Thousand Pieces of Gold by Ruthanne Lum McCunn is a powerful biographical novel that tells a story about a tragic real life of Lalu Nathoy, a Chinese girl later known as Polly. Polly's father sold her to a bandit because of poverty, then she was smuggled into California, the United States, for sex slavery when she was very young. Through Polly’s unfortunate life, we can see that Polly is one of millions of “sex-trafficking” victims. State of California - Department of Justice website cites sex trafficking definition is “the recruitment, harboring, transportation, provision, or obtaining of a person for the purpose of a commercial sex act". Sex-trafficking has been started growing since 1900s in the United States when a wave of Chinese immigration to California occurred. Even though U.S. government strive for protecting women and children rights by passing laws and legislation, sex-trafficking has been growing faster and bigger nowadays. This research paper is to demonstrate the fast growth of sex-trafficking in California from 1900s to these modern days, which is becoming a large criminal industry - sex industry, and to state the effort of the U.S. government to fight against this crime.
Sex-trafficking has been formed in California since a big wave of immigrants in 1900s. Majority of victims in California at that time were foreigners who sold to the traffickers and smuggled to California. They were women and children who were kidnapped or sold to be sex-slaves for the benefits of the "pimp or sex trafficking organizations" by threats, abuses, forces, and abductions. They were considered as profitable commodities for sales, thus they became a target for traffickers. Polly, a main character in Thousand Pieces of Gold, is a particular example. She was sold as a sex slave in order to save her family from debt. Because of poverty, Polly's father sells her to the bandits even though he considers his daughter as “thousand pieces of gold". He wretchedly begs, "‘She’s worth two bags of seed’” (Gold 50). Her family is one of many unfortunate ones in the beginning of 20th century, which obligate to sell their girls due to poverty. Polly as well as the other victims of sex-trafficking in the 20th century are considered as cheap commodities to trade.
According to Ronald Toshiyuki Takaki, in Strangers From a Different Shore, a famous historian and author, there was a wave of Chinese immigration to America at the end of nineteenth and beginning of twentieth century. They emigrated to America through San Francisco Bay, California, for gold rush. The mainstream of Chinese immigrants was as the flow of labor force for the mines, but only few of them were women. Therefore, there was a shortage of women supply for those labor men. This shortage resulted in the growth of prostitution surrounds the mines. Once there was a high demand, the supply increased correspondingly. The Chinese prostitutes grew rapidly, and the sex trade and trafficking in San Francisco became a profitable business.

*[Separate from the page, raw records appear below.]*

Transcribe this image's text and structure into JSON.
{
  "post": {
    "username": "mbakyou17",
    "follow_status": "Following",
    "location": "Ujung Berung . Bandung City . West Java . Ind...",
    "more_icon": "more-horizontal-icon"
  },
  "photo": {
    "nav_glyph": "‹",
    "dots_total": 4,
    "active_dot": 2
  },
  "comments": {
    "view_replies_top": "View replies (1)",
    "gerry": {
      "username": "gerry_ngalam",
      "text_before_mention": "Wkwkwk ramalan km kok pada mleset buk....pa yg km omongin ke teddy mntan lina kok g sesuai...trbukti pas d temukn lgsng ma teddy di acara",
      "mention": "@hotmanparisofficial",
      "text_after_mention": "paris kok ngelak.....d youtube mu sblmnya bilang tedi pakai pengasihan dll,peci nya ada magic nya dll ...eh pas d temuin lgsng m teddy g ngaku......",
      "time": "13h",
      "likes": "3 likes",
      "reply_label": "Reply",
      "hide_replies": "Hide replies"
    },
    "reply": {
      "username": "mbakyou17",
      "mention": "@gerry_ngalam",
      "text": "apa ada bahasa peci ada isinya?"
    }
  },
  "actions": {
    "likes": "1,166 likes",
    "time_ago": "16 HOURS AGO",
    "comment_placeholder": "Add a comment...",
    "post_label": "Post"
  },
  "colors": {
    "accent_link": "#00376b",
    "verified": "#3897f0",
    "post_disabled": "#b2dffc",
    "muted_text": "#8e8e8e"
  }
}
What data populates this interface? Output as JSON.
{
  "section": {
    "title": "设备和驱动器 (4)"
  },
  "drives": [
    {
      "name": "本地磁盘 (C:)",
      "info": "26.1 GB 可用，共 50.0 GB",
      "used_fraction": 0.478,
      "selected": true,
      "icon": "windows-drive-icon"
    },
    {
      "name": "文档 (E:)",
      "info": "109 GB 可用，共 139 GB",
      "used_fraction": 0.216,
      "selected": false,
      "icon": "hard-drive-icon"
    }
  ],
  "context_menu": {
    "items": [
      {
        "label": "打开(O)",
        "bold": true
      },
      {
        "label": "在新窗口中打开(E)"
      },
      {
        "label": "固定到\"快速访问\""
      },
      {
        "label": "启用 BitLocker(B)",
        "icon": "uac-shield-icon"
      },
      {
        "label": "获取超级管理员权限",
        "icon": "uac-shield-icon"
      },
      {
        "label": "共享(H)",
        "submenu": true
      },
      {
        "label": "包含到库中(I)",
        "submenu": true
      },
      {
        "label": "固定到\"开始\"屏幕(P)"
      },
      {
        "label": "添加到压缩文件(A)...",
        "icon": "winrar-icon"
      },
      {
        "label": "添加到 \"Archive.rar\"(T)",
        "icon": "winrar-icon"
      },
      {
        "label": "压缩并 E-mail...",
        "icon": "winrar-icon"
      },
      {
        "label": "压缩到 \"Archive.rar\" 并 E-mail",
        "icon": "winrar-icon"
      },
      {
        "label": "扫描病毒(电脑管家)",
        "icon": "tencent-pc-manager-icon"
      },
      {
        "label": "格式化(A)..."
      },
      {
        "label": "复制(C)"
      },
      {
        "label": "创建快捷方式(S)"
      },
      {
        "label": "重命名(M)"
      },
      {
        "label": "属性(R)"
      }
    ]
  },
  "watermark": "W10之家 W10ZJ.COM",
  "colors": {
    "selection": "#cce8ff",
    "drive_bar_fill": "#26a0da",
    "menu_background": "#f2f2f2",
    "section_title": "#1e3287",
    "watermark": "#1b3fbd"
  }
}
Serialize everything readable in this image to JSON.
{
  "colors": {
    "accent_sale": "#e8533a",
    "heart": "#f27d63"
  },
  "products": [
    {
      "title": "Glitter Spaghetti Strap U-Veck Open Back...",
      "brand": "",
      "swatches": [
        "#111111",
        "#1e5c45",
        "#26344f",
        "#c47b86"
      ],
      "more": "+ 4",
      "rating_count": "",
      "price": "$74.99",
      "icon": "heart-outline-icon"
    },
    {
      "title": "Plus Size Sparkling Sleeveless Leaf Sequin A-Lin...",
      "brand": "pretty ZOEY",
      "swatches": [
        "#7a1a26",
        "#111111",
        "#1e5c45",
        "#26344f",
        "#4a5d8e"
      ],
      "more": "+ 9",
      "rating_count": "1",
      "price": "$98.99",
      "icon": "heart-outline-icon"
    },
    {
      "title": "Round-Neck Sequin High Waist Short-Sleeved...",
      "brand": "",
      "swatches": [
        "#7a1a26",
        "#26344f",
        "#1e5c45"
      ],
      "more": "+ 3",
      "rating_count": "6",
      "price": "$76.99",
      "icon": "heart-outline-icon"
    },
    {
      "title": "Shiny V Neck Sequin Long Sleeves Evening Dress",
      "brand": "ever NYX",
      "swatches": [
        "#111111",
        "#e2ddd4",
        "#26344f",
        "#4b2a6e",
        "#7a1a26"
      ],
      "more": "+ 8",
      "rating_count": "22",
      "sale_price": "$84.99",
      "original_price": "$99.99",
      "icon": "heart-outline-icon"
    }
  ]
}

In addition, Takiki finds that Chinese women who were prostitutes made up more than 60% of Chinese women in California. That figure illustrates that Chinese women were the main labor force of “prostitution industry” in California the 1900s-era. They were found “in mining outposts, railroad camps, agricultural villages and Chinatowns in Sacramento, Marysville and San Francisco”, where Chinese man labors worked (Takiki 122). Many of these Chinese women were lured to San Francisco under different circumstances. Some were hooked by seductions, some were sold by their impoverished families and some were abducted. Sex-trafficking became a lucrative business in San Francisco Chinatown run by pimps. These prostitutes made a lot of money per year for traffickers due to high demand in the bay. However, the victims were not paid or received earnings for their works. The traffickers treated them as sex-slaves and